"Hi, I'm Art Buchwald, and I just died!"

With a hook like that, how could folks not turn to the New York Times' (NYSE:NYT) website to hear the legendary humorist deliver his own video obituary after he passed away last week?

Buchwald's award-winning columns originated on rival Washington Post's (NYSE:WPO) newspaper, but that shouldn't get in the way of a little viral video magic. The Times has been beefing up its online multimedia presence lately, and its segment The Last Word that aims to chronicle dead celebrities by having them eulogize their own lives while still alive is grisly yet brilliant.

It's the right approach, even if popular pundits can't help taking their shots.

The daily blow
Jon Stewart poked fun at the Times earlier this week on The Daily Show. Stringing together the editorial introduction to Buchwald's video with clips of a freshly engaged couple detailing how they met for the site's Vows section, it's certainly funny stuff taken out of context. Does New York Times really want you to die? Are these two lovebirds really that superficial?

The answer is "no" on both counts. Buchwald's video, in its entirety, should inspire most aging celebrities to follow suit. Who wouldn't want to dictate their own final requests and have a say in the final impression that they leave behind? In fact, several celebrities have already been interviewed for the segment, including a former president and a notable scientist. The company's got a golden ticket here. Now it just has to let nature run its course to draw the masses back again.

And when it comes to the giddy fiancees, Stewart's crew culled some pretty outlandish clips, but the video itself is several minutes long. The two appear to be far more centered when the video is watched in its entirety. In fact, give it a chance, and you will wonder whether this is the Times or new-economy darling The Knot (NASDAQ:KNOT).

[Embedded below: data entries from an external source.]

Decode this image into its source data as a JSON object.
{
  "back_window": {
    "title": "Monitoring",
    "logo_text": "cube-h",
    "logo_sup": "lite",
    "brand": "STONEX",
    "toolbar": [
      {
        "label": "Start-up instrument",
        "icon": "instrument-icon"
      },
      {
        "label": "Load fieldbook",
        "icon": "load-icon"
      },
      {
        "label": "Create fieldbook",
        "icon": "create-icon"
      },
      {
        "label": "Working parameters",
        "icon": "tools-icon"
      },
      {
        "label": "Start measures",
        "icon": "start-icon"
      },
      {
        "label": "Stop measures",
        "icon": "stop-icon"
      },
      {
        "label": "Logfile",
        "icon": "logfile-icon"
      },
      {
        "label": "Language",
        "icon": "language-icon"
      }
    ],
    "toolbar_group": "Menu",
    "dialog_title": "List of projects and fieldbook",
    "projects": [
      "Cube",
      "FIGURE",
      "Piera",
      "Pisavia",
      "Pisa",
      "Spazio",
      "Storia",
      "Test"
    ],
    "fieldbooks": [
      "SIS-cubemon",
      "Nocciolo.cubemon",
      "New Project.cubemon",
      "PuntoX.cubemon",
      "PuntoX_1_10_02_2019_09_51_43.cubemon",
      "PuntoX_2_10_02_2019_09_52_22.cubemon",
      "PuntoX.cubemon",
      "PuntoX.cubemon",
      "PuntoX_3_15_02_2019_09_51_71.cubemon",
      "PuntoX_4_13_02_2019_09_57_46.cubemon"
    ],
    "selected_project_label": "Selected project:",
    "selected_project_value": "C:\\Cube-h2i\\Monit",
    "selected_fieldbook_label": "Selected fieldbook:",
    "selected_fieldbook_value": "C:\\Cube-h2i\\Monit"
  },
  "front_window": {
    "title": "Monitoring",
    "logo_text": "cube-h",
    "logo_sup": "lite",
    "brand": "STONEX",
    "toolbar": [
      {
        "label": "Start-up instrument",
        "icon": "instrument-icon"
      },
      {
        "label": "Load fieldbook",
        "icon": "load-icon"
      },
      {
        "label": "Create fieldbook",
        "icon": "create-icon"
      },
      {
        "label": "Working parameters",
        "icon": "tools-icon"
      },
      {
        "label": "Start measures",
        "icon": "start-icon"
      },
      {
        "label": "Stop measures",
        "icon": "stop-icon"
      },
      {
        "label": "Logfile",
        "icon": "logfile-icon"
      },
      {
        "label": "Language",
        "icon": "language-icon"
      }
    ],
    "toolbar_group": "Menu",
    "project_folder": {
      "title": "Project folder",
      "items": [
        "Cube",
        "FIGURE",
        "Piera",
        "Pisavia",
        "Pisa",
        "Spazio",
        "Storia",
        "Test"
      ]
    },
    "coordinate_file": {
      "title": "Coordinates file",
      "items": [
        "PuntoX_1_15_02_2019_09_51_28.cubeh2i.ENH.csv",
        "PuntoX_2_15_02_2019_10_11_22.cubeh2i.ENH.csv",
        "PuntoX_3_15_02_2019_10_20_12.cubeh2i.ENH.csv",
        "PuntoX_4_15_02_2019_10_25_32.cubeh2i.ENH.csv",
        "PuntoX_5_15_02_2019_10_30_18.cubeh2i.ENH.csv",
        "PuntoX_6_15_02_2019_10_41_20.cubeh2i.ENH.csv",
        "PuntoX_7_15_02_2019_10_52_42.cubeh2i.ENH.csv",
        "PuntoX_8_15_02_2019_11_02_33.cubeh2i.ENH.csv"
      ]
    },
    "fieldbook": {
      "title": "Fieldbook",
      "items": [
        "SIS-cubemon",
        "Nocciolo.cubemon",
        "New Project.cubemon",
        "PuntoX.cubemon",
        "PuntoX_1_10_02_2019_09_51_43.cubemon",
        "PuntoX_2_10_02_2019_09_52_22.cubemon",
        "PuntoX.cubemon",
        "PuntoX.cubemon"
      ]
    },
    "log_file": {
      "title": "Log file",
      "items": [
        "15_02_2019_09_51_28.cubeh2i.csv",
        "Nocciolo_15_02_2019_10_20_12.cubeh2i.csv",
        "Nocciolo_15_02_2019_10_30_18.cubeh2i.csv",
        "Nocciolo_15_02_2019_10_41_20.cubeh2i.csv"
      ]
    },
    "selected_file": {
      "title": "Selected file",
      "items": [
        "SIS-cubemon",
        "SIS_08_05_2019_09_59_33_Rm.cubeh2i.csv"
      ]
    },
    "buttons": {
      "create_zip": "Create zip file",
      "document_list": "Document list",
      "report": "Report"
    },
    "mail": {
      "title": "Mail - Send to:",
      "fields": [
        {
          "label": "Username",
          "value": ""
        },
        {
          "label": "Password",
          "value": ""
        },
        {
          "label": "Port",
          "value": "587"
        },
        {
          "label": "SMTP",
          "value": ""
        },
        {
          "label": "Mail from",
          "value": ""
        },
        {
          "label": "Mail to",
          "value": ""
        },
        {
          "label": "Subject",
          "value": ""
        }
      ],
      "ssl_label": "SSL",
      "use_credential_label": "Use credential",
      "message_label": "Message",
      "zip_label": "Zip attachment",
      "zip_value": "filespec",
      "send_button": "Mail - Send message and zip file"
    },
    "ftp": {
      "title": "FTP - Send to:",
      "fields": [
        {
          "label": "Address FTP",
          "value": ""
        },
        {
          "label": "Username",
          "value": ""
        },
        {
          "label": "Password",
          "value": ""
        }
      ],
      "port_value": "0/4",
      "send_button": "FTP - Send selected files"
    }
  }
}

Stewart called Times an "old saggy lady," but there's still some bite in those gums. The irony that Stewart was sitting on the very catalyst for growth as he talked down the paper is rich.

Old media version 2.0
We know that things have been rocky in the print world. Times hasn't helped its case with layoffs and lumpy financials. More recently, it had ownership issues along with the general malaise of sluggish circulation and moribund ad rates that have plagued its peers.

Can the Internet save the day? Times expects to grow its online ad revenues by 30% this year to $270 million. Yes, that makes up just an 8% slice of the $3.3 billion in revenues, but it's potent, high-margin soil if the company grows right.

The new media initiative at NYTimes.com is right. I'm a fan of the company's About.com too, but even I will concede that the allure of guide-driven content has diminished in a world of consumer-driven blogs and Wikipedia.

It's not that original video content, in of itself, is a gold mine. CNET Networks (NASDAQ:CNET) has been working on this for a couple of years now in an effort to stand above the growing fleet of competing blogs that don't have the financial resources -- or pretty, articulate faces -- to make it work. Despite the logical move, CNET's stock is still stuck in the single digits.

Times has shown up to the party. That's nice. Now it needs to know how to raise the bar. This shouldn't stop with obituary and engagement videos. In other words, this is bigger than ends and new beginnings. Some of the other media clips are compelling on-site perspectives, but it still needs to work on building up its exclusive video content to the point where it is compelling, branded, and dependably sticky.

Who here would like to argue that Times won't get it right? Just as companies like Yahoo! (NASDAQ:YHOO) and Google (NASDAQ:GOOG) have turned to newspapers as a source for online and offline advertising respectively, why can't the convergence go both ways? In fact, how can it not?

There is a pulse here, my friend. Long live Art Buchwald!

New York Times is a Motley Fool Income Investor recommendation. To find out all the reasons why, take a free 30-day trial today.

The Knot and CNET have been singled out to Rule Breakers readers. Yahoo! is a Stock Advisor selection.

Longtime Fool contributor Rick Munarriz doesn't believe that he has accomplished enough in 39 years to warrant an online obituary, but he'll keep a camera handy just in case. He does not own shares in any of the companies in this story. Rick is also part of the Rule Breakers newsletter research team, seeking out tomorrow's ultimate growth stocks a day early. The Fool has a disclosure policy.